“Standard American English” – what is it and what’s the story behind its origins?
…and when you don’t speak American English accent well, what are the social and professional consequences?
Here is a thought-provoking podcast by the Asian American Journalists Association, where questions about assimilation, discrimination, and stereotyping are sensitively explored. One of the reporters from AAJA dropped by the AccentsOff offices and participated in a speech evaluation with Rochel deOliveira.
A Japanese immigrant has felt isolated from the surrounding community in Ohio and been afraid to speak to her neighbors. A Chinese immigrant raising an American-born kid worked hard to make sure his daughter grew up as a native English speaker, so she wouldn’t face the problems he did.

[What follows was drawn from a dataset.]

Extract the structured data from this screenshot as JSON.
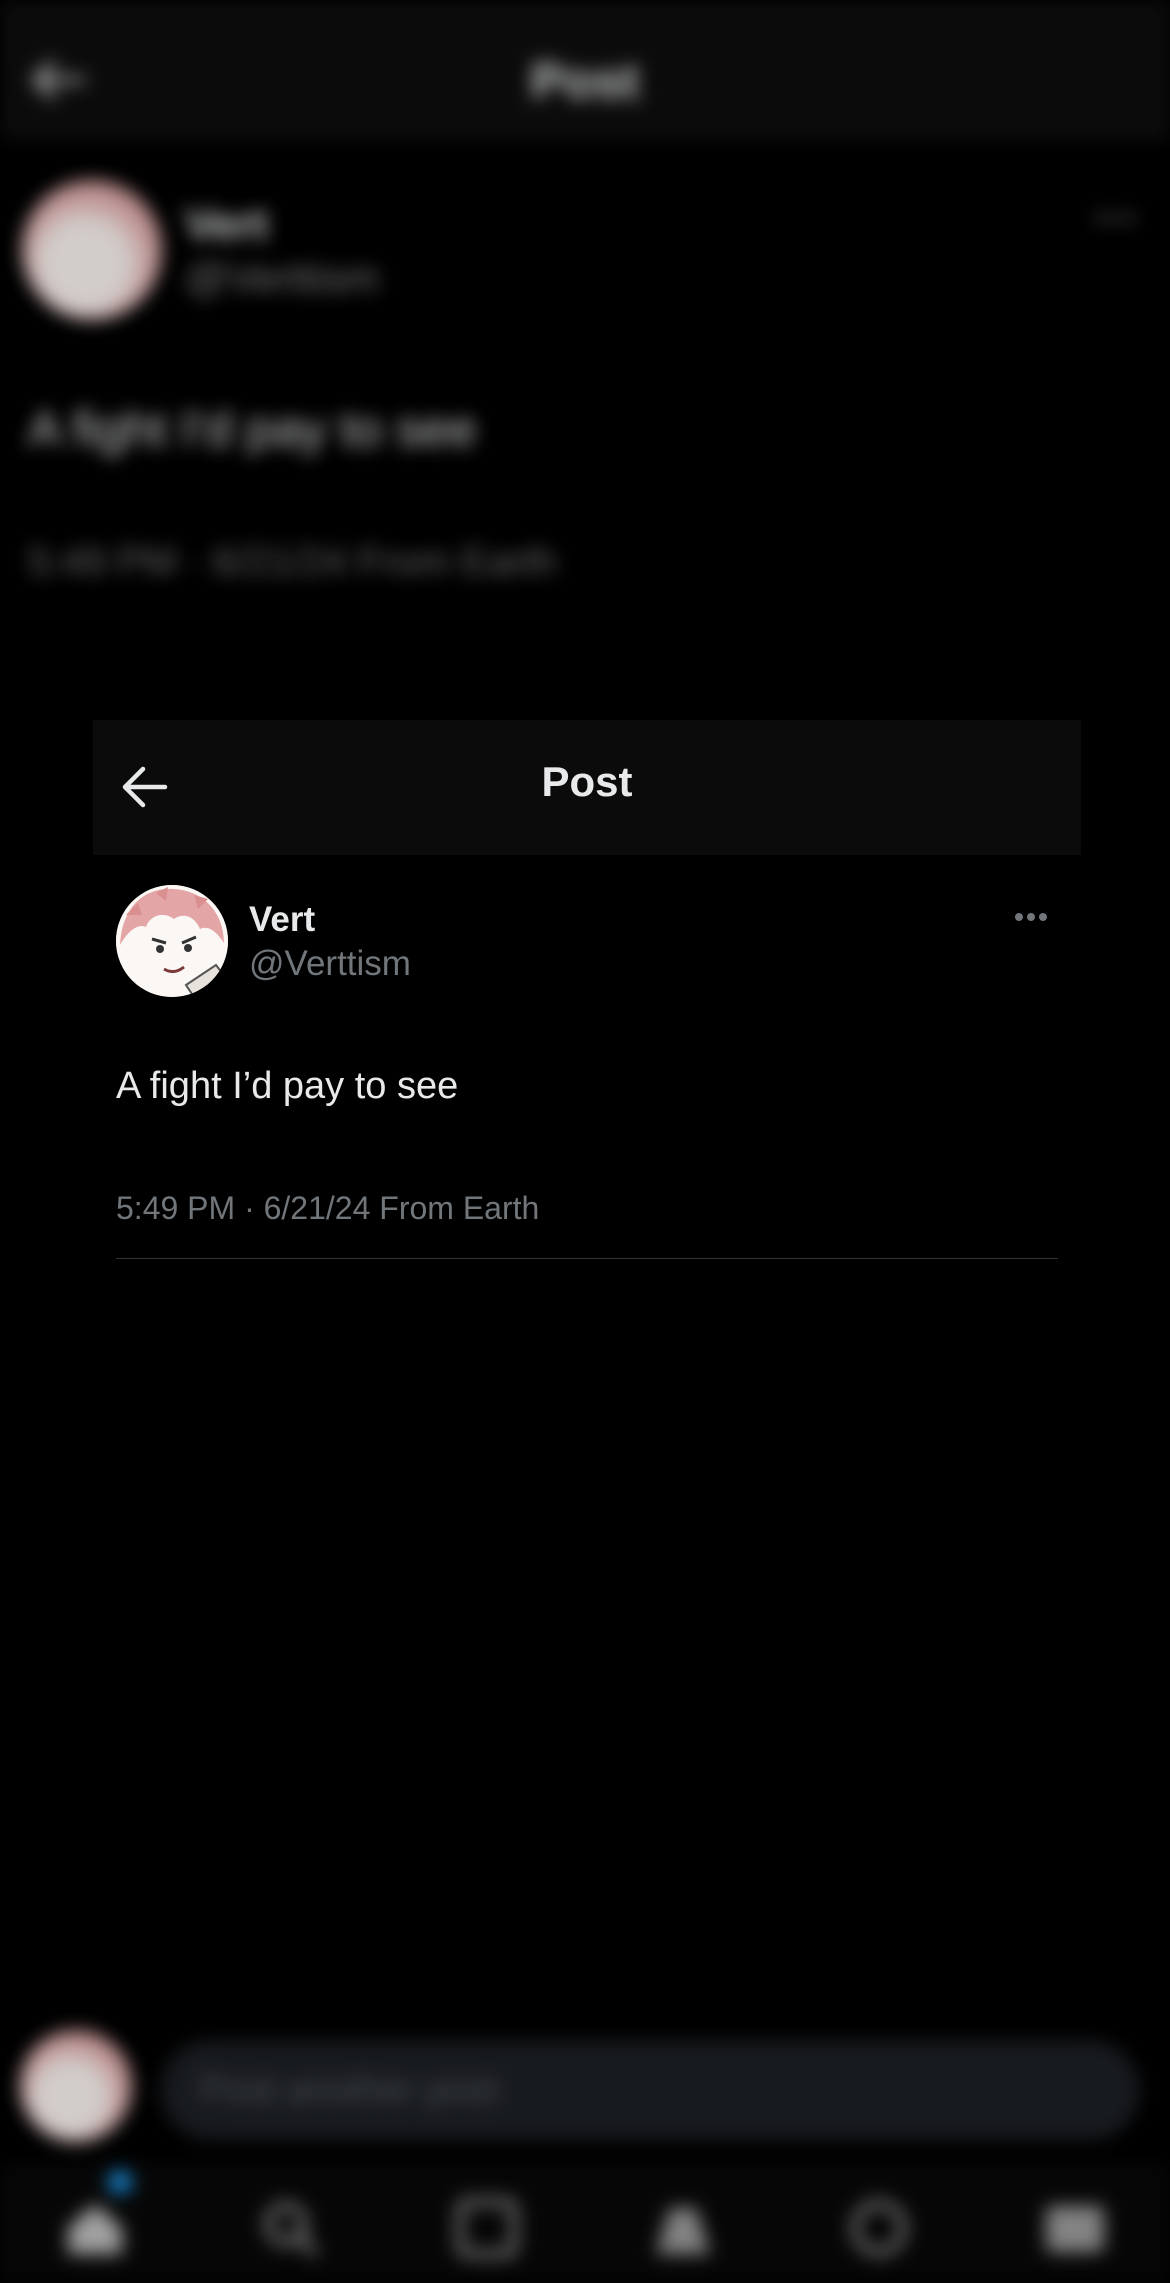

A radio reporter from Hong Kong is a rare example of someone who made it into public radio without a standard American English accent.
What does it mean to “sound white” in America? In the world of public radio, as Code Switch reported in its Aug. 8 episode, this means a Midwestern accent. This way of speaking was proliferated by John Kenyon, a linguist in Cleveland who wrote books on pronunciation. Broadcast journalists started using his books, and that became the way people were taught to sound on air.
How we receive language is emotional, tied to cultural and ideological norms according to Amelia Tseng, a linguistics professor at American University. For example, social perceptions of immigrants could potentially influence the way someone hears an accent.
Linguistic stereotyping and accent discrimination is real and documented.
John Baugh, a black professor at Washington University in St. Louis conducted a study in 1999. He called hundreds of real estate agents and found that they were less likely to offer him properties in white or Hispanic neighborhoods when he used his black voice as opposed to when he mimicked a more white sounding voice. He invented the term “linguistic profiling.”
A 2013 working paper from the University of Pennsylvania examined Standard American English accents, against Asian accented English and Brazilian Portuguese accents. It found that participants recorded generally negative evaluations of Asian accents.
When someone doesn’t have what many consider the default American accent, how does that affect their life on an individual level? In this podcast, we explore the experiences of three people and how their accents have shaped their lives.
(Image permission of Emma Stiefel/AAJA Voices)